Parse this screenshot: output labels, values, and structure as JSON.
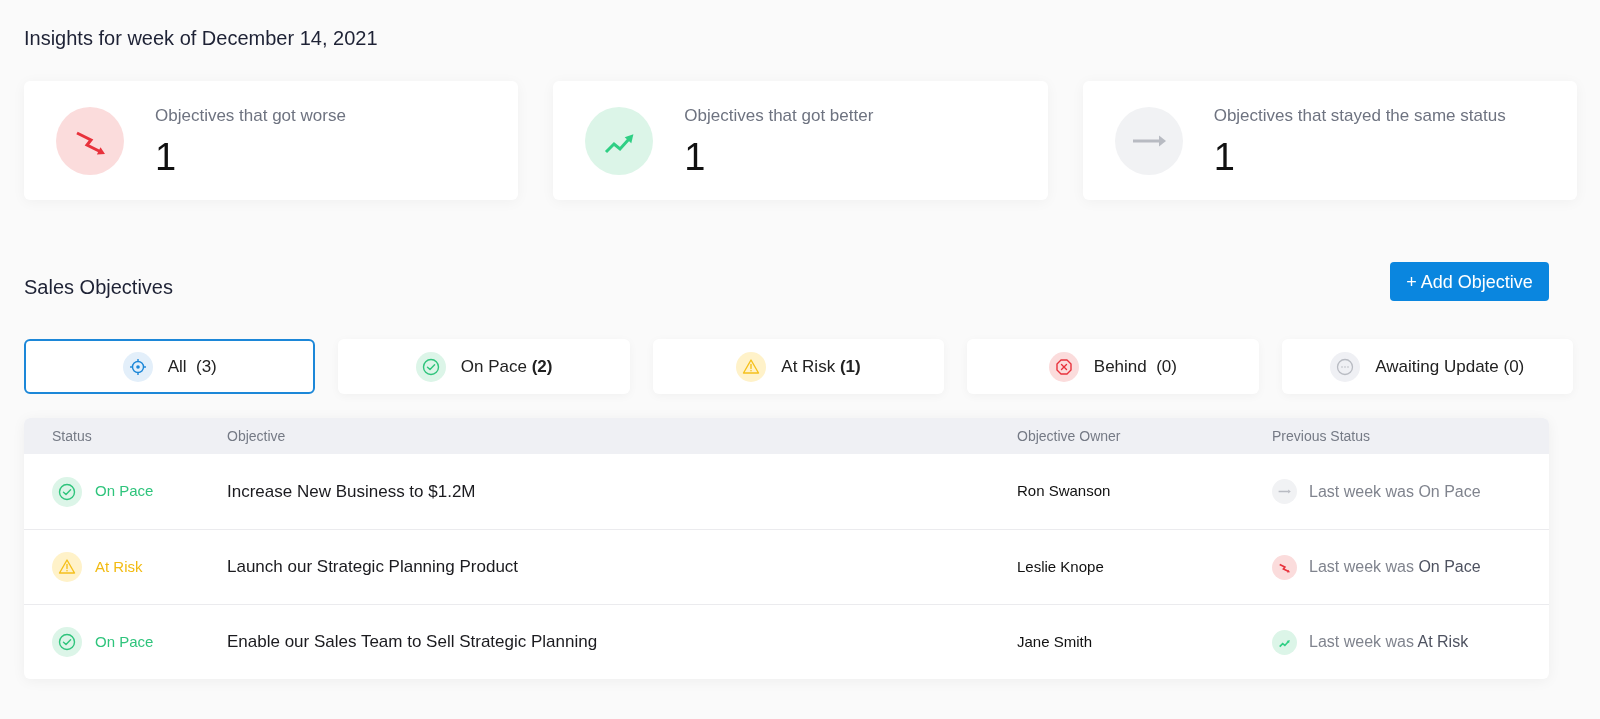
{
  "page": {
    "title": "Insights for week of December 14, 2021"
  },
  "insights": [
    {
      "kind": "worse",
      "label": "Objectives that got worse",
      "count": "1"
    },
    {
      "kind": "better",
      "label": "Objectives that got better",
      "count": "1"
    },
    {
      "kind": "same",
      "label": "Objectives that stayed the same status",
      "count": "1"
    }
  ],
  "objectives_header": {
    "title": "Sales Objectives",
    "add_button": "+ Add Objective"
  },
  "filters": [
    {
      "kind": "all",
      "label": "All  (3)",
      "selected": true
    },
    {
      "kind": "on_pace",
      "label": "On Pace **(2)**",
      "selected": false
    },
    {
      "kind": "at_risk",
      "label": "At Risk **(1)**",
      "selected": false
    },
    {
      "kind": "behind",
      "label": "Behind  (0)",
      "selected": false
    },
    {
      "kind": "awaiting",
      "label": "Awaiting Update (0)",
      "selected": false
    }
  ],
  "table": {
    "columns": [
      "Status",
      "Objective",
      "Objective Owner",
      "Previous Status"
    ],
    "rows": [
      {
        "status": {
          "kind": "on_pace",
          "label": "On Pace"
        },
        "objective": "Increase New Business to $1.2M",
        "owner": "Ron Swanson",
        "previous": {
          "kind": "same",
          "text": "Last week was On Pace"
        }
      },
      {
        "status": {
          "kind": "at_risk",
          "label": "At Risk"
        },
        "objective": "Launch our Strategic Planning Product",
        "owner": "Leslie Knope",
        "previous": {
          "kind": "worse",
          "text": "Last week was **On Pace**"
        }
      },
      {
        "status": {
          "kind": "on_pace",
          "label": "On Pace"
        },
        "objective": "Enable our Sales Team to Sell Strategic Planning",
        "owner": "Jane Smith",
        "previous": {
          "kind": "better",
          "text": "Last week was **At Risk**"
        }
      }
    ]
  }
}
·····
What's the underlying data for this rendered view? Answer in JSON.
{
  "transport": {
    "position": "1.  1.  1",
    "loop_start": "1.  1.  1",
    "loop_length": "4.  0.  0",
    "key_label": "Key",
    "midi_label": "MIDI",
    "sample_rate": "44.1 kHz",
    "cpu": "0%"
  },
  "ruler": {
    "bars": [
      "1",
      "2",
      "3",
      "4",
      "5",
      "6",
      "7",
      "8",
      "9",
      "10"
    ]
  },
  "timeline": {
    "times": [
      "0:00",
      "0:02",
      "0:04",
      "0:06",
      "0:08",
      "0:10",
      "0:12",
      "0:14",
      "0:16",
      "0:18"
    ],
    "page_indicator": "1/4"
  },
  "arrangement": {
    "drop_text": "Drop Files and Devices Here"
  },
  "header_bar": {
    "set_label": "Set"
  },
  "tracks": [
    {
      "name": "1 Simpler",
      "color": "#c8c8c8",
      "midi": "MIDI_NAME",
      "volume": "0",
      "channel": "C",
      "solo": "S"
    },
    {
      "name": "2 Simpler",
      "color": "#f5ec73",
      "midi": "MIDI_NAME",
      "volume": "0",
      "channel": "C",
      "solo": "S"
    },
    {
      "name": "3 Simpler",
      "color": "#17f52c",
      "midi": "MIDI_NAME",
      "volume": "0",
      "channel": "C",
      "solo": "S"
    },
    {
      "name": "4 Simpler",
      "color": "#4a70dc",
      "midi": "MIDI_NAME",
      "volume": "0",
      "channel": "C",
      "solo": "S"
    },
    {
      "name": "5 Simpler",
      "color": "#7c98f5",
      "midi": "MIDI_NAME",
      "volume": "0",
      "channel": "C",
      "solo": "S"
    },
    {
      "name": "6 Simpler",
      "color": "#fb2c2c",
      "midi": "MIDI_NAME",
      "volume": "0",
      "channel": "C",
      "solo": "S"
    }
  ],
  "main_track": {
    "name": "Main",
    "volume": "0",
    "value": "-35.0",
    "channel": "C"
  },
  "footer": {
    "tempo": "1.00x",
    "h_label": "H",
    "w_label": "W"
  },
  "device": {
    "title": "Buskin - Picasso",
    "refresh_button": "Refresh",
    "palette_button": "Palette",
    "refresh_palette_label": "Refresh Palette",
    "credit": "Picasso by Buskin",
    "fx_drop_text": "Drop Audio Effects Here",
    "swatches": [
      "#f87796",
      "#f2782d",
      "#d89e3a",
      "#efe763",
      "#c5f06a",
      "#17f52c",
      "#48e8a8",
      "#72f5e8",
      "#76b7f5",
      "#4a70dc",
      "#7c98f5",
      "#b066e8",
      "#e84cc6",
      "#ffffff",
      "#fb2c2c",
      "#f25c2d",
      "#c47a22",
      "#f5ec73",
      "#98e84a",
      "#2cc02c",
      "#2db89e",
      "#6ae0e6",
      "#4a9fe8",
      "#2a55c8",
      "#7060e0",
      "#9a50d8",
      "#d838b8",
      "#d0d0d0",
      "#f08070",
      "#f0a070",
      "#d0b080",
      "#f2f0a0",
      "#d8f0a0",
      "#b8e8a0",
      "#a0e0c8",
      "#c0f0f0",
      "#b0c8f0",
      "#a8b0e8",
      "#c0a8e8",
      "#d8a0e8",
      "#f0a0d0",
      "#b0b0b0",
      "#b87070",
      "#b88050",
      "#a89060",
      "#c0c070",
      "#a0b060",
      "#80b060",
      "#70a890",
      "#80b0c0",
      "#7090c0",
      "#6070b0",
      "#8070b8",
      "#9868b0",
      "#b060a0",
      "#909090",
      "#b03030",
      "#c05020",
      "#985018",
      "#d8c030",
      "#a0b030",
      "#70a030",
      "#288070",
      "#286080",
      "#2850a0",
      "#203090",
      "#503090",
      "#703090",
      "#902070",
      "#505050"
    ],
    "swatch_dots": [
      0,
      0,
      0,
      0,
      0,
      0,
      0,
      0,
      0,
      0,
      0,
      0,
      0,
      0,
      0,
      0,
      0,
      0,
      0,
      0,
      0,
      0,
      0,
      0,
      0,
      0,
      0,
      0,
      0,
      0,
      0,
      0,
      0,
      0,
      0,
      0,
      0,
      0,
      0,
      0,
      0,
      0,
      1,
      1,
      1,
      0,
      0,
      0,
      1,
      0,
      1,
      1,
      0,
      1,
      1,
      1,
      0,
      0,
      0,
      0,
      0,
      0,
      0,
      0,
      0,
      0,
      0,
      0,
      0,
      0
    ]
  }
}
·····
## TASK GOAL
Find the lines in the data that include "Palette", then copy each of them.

## WRITTEN REPLY
    "palette_button": "Palette",
    "refresh_palette_label": "Refresh Palette",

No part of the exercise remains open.